Pleura, Anatomy and Histology of
The pleura is a continuous serous membrane that envelops each lung (visceral pleura) and lines the inner surface of both thoracic cavities (parietal pleura), creating a thin space with fluid, called the pleural cavity. The pleural cavities of the right and left lung are isolated from one another by the mediastinum. Regions of the parietal pleura can be described by the thoracic wall that they are associated with and firmly attached to. These include the cervical part, costal part, diaphragmatic part, and mediastinal part. The visceral pleura is firmly attached to lung surfaces including the opposing surfaces of the interlobar fissures, which divide each lung into lobes.

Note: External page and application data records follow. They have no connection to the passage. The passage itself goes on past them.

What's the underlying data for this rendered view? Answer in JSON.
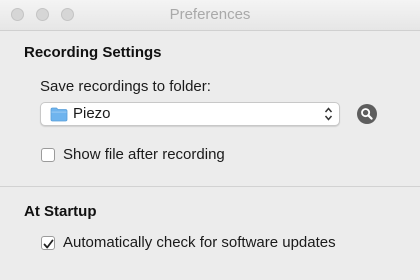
{
  "window": {
    "title": "Preferences"
  },
  "recording": {
    "heading": "Recording Settings",
    "folder_label": "Save recordings to folder:",
    "folder_value": "Piezo",
    "show_after_label": "Show file after recording",
    "show_after_checked": false
  },
  "startup": {
    "heading": "At Startup",
    "auto_update_label": "Automatically check for software updates",
    "auto_update_checked": true
  },
  "colors": {
    "folder_blue": "#6fb4ee",
    "reveal_button": "#5e5e5e"
  }
}
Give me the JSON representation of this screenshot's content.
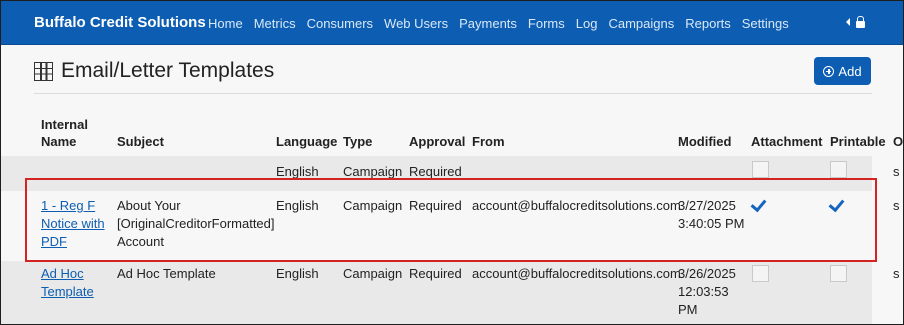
{
  "navbar": {
    "brand": "Buffalo Credit Solutions",
    "items": [
      "Home",
      "Metrics",
      "Consumers",
      "Web Users",
      "Payments",
      "Forms",
      "Log",
      "Campaigns",
      "Reports",
      "Settings"
    ]
  },
  "page": {
    "title": "Email/Letter Templates",
    "add_label": "Add"
  },
  "table": {
    "headers": {
      "internal_name_line1": "Internal",
      "internal_name_line2": "Name",
      "subject": "Subject",
      "language": "Language",
      "type": "Type",
      "approval": "Approval",
      "from": "From",
      "modified": "Modified",
      "attachment": "Attachment",
      "printable": "Printable",
      "overflow": "O"
    },
    "rows": [
      {
        "name": "",
        "subject": "",
        "language": "English",
        "type": "Campaign",
        "approval": "Required",
        "from": "",
        "modified": "",
        "attachment": false,
        "printable": false,
        "overflow": "s"
      },
      {
        "name_lines": [
          "1 - Reg F",
          "Notice with",
          "PDF"
        ],
        "subject_lines": [
          "About Your",
          "[OriginalCreditorFormatted]",
          "Account"
        ],
        "language": "English",
        "type": "Campaign",
        "approval": "Required",
        "from": "account@buffalocreditsolutions.com",
        "modified_lines": [
          "3/27/2025",
          "3:40:05 PM"
        ],
        "attachment": true,
        "printable": true,
        "overflow": "s"
      },
      {
        "name_lines": [
          "Ad Hoc",
          "Template"
        ],
        "subject": "Ad Hoc Template",
        "language": "English",
        "type": "Campaign",
        "approval": "Required",
        "from": "account@buffalocreditsolutions.com",
        "modified_lines": [
          "3/26/2025",
          "12:03:53",
          "PM"
        ],
        "attachment": false,
        "printable": false,
        "overflow": "s"
      }
    ]
  },
  "colors": {
    "navbar": "#0d5eb2",
    "highlight": "#d32424",
    "link": "#0d5eb2"
  }
}
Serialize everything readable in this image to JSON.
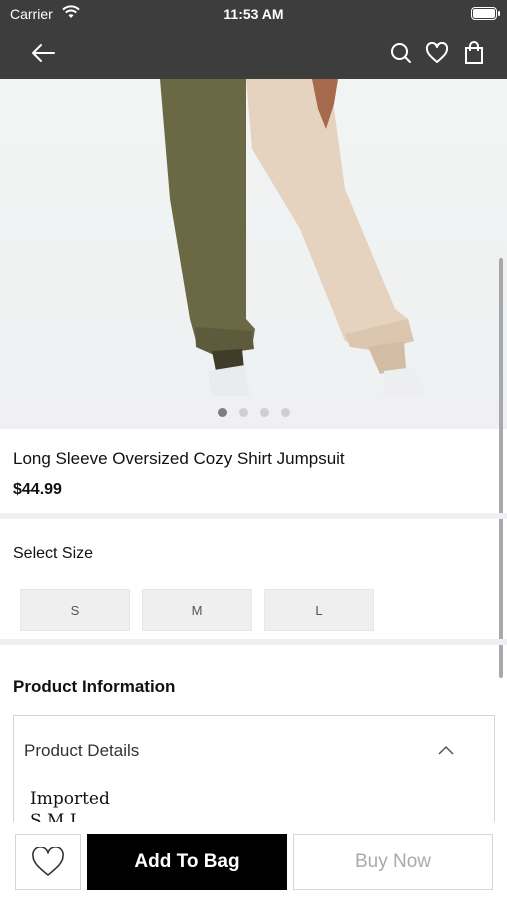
{
  "status_bar": {
    "carrier": "Carrier",
    "time": "11:53 AM"
  },
  "nav": {
    "back_icon": "arrow-left-icon",
    "search_icon": "search-icon",
    "wishlist_icon": "heart-icon",
    "bag_icon": "shopping-bag-icon"
  },
  "gallery": {
    "slide_count": 4,
    "active_index": 0
  },
  "product": {
    "title": "Long Sleeve Oversized Cozy Shirt Jumpsuit",
    "price": "$44.99"
  },
  "size_selector": {
    "label": "Select Size",
    "options": [
      "S",
      "M",
      "L"
    ]
  },
  "product_information": {
    "heading": "Product Information",
    "details_title": "Product Details",
    "details_lines": [
      "Imported",
      "S M L"
    ]
  },
  "bottom_bar": {
    "add_to_bag": "Add To Bag",
    "buy_now": "Buy Now"
  },
  "colors": {
    "nav_bg": "#3d3d3d",
    "accent": "#000000",
    "muted_text": "#aaaaaa"
  }
}
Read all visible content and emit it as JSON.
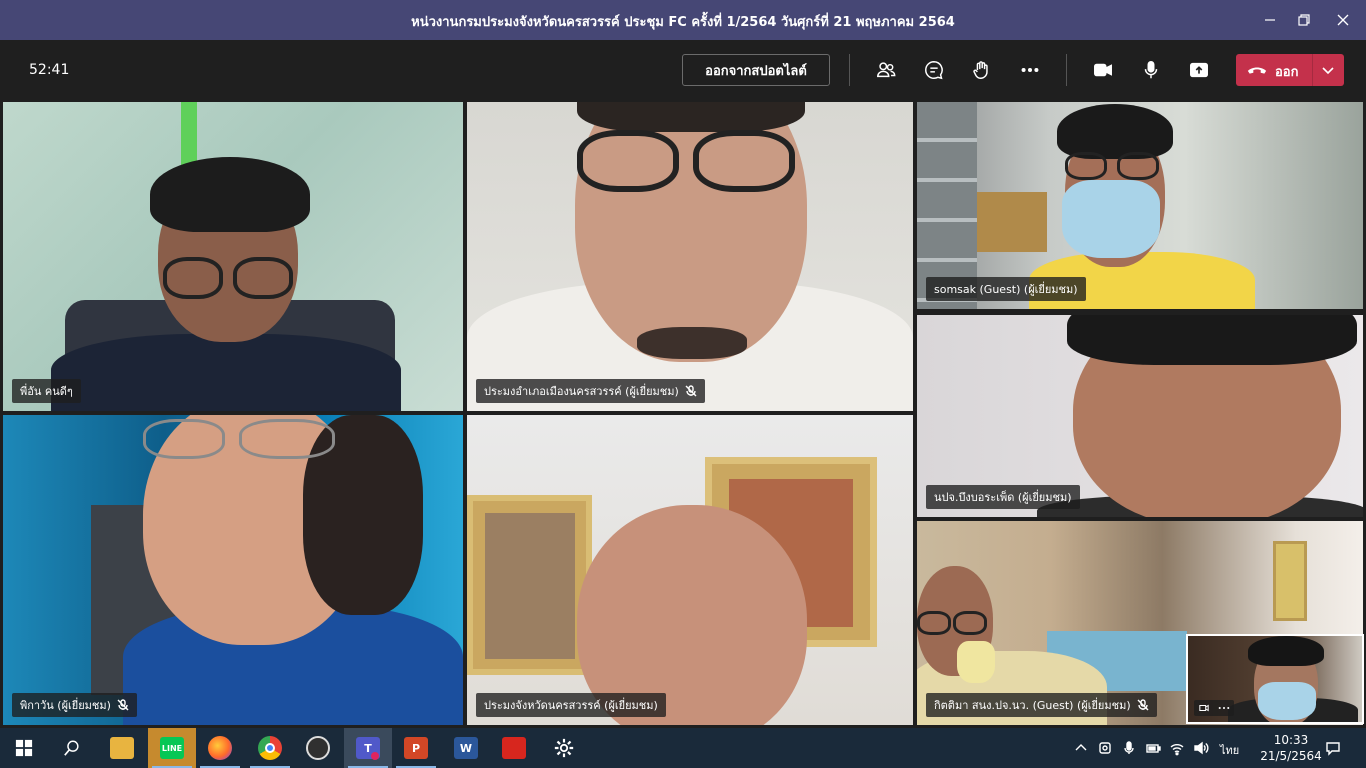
{
  "window": {
    "title": "หน่วงานกรมประมงจังหวัดนครสวรรค์ ประชุม FC ครั้งที่ 1/2564 วันศุกร์ที่ 21 พฤษภาคม 2564"
  },
  "toolbar": {
    "timer": "52:41",
    "spotlight_label": "ออกจากสปอตไลต์",
    "leave_label": "ออก"
  },
  "participants": [
    {
      "name": "พี่อัน คนดีๆ",
      "muted": false
    },
    {
      "name": "ประมงอำเภอเมืองนครสวรรค์ (ผู้เยี่ยมชม)",
      "muted": true
    },
    {
      "name": "somsak (Guest) (ผู้เยี่ยมชม)",
      "muted": false
    },
    {
      "name": "นปจ.บึงบอระเพ็ด (ผู้เยี่ยมชม)",
      "muted": false
    },
    {
      "name": "พิกาวัน (ผู้เยี่ยมชม)",
      "muted": true
    },
    {
      "name": "ประมงจังหวัดนครสวรรค์ (ผู้เยี่ยมชม)",
      "muted": false
    },
    {
      "name": "กิตติมา สนง.ปจ.นว. (Guest) (ผู้เยี่ยมชม)",
      "muted": true
    }
  ],
  "taskbar": {
    "line_label": "LINE",
    "teams_label": "T",
    "ppt_label": "P",
    "word_label": "W",
    "language": "ไทย",
    "time": "10:33",
    "date": "21/5/2564"
  },
  "colors": {
    "title_bar": "#464775",
    "leave_button": "#c4314b",
    "meeting_background": "#1f1f1f",
    "taskbar": "#1a2a3a"
  }
}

The pleural membrane consists of a surface mesothelium that rests on a basement membrane and supported by connective tissue, through which blood vessels, lymphatic vessels, and nerves course. The bronchial circulation supplies blood to the visceral pleura, while the parietal...
References and Further Reading
- Cagle, P. T., et al. (2004). Color atlas and text of pulmonary pathology (1st ed.). Philadelphia: Lippincott Williams & Wilkins.Google Scholar
- Churg, A., Cagle, P. T., & Roggli, V. L. (2006). AFIP atlas of tumor pathology series 4: Tumors of the serosal membranes (Vol. 3). Silver Spring: ARP Press.Google Scholar
- Drake, R. L., Vogl, W., & Mitchell, A. W. M. (2005). Gray’s anatomy for students (1st ed.). Philadelphia: Churchill Livingstone.Google Scholar
- Moore, K. L., et al. (2004). The developing human: Clinically oriented embryology with student consult online access (9th ed.). Philadelphia: Saunders.Google Scholar
- Pernick, N. (2014). Pleura. Pathology outlines. Retrieved from http://www.pathologyoutlines.com/pleura.html